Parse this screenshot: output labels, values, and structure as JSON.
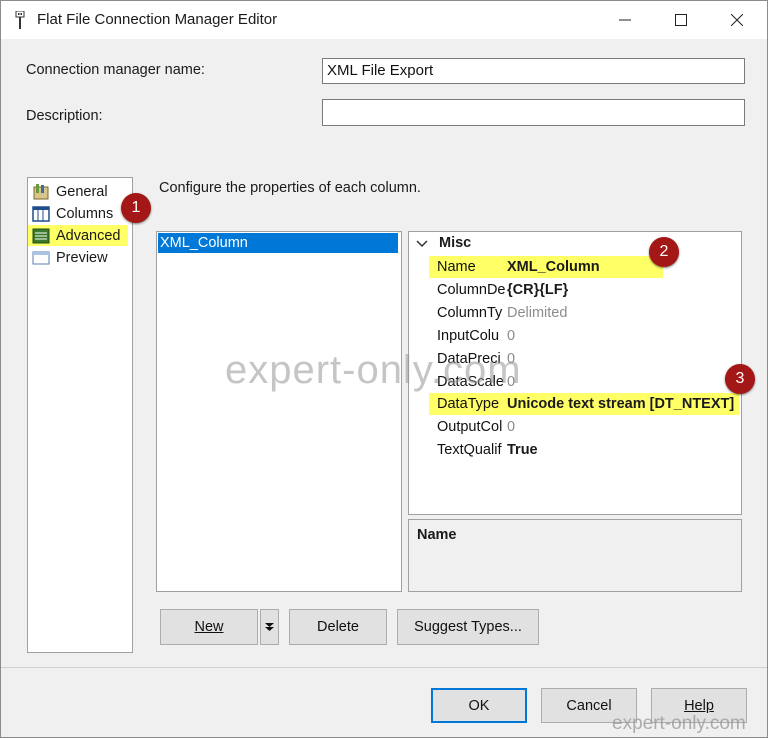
{
  "window": {
    "title": "Flat File Connection Manager Editor",
    "controls": {
      "minimize": "minimize-icon",
      "maximize": "maximize-icon",
      "close": "close-icon"
    }
  },
  "form": {
    "connection_name_label": "Connection manager name:",
    "connection_name_value": "XML File Export",
    "description_label": "Description:",
    "description_value": ""
  },
  "nav": {
    "items": [
      {
        "label": "General",
        "icon": "general-icon"
      },
      {
        "label": "Columns",
        "icon": "columns-icon"
      },
      {
        "label": "Advanced",
        "icon": "advanced-icon",
        "selected": true
      },
      {
        "label": "Preview",
        "icon": "preview-icon"
      }
    ]
  },
  "main": {
    "instruction": "Configure the properties of each column.",
    "columns": [
      "XML_Column"
    ]
  },
  "propgrid": {
    "category": "Misc",
    "rows": [
      {
        "name": "Name",
        "value": "XML_Column"
      },
      {
        "name": "ColumnDe",
        "value": "{CR}{LF}"
      },
      {
        "name": "ColumnTy",
        "value": "Delimited"
      },
      {
        "name": "InputColu",
        "value": "0"
      },
      {
        "name": "DataPreci",
        "value": "0"
      },
      {
        "name": "DataScale",
        "value": "0"
      },
      {
        "name": "DataType",
        "value": "Unicode text stream [DT_NTEXT]"
      },
      {
        "name": "OutputCol",
        "value": "0"
      },
      {
        "name": "TextQualif",
        "value": "True"
      }
    ],
    "description_title": "Name"
  },
  "buttons": {
    "new": "New",
    "delete": "Delete",
    "suggest": "Suggest Types...",
    "ok": "OK",
    "cancel": "Cancel",
    "help": "Help"
  },
  "annotations": [
    "1",
    "2",
    "3"
  ],
  "watermark": {
    "main": "expert-only.com",
    "corner": "expert-only.com"
  },
  "colors": {
    "highlight": "#ffff66",
    "selection": "#0078d7",
    "badge": "#a31717"
  }
}
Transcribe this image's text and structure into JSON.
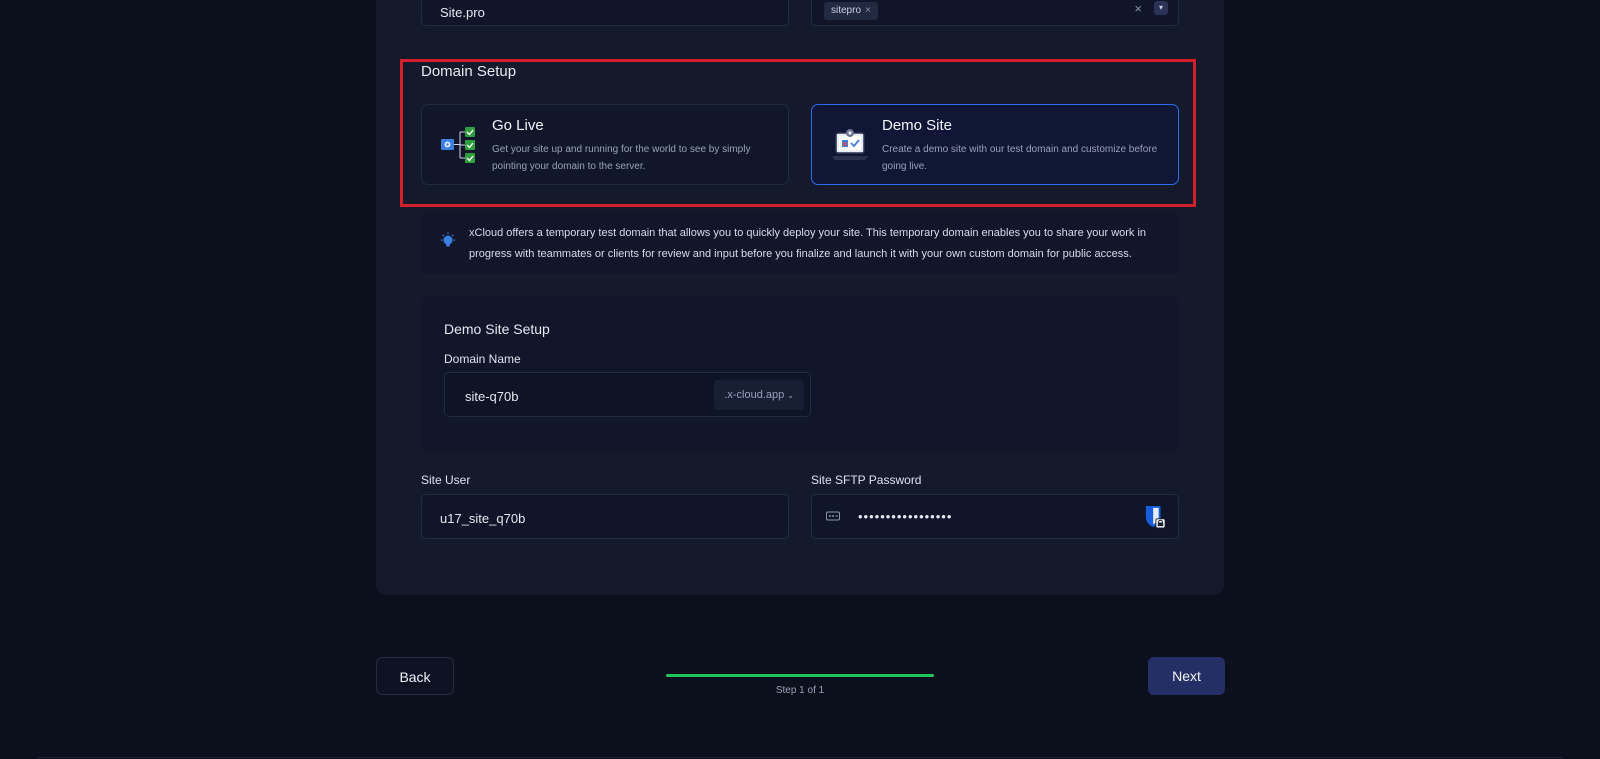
{
  "top_fields": {
    "site_title_value": "Site.pro",
    "tags": [
      "sitepro"
    ],
    "tag_remove": "×",
    "clear": "×",
    "toggle": "▾"
  },
  "domain_setup": {
    "title": "Domain Setup",
    "options": [
      {
        "title": "Go Live",
        "description": "Get your site up and running for the world to see by simply pointing your domain to the server.",
        "icon": "checklist-icon",
        "selected": false
      },
      {
        "title": "Demo Site",
        "description": "Create a demo site with our test domain and customize before going live.",
        "icon": "laptop-settings-icon",
        "selected": true
      }
    ]
  },
  "info": {
    "icon": "lightbulb-icon",
    "text": "xCloud offers a temporary test domain that allows you to quickly deploy your site. This temporary domain enables you to share your work in progress with teammates or clients for review and input before you finalize and launch it with your own custom domain for public access."
  },
  "demo_setup": {
    "title": "Demo Site Setup",
    "domain_label": "Domain Name",
    "domain_value": "site-q70b",
    "domain_suffix": ".x-cloud.app"
  },
  "site_user": {
    "label": "Site User",
    "value": "u17_site_q70b"
  },
  "sftp": {
    "label": "Site SFTP Password",
    "value": "•••••••••••••••••"
  },
  "footer": {
    "back_label": "Back",
    "next_label": "Next",
    "step_text": "Step 1 of 1",
    "progress": 1.0
  },
  "colors": {
    "background": "#0c0f1c",
    "card": "#141a2b",
    "selected_border": "#2d6cf0",
    "highlight": "#d61f2c",
    "progress": "#21c55d",
    "next_button": "#243065"
  }
}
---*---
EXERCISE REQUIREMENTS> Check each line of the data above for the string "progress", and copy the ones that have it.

THE COMPLETED TASK>
    "text": "xCloud offers a temporary test domain that allows you to quickly deploy your site. This temporary domain enables you to share your work in progress with teammates or clients for review and input before you finalize and launch it with your own custom domain for public access."
    "progress": 1.0
    "progress": "#21c55d",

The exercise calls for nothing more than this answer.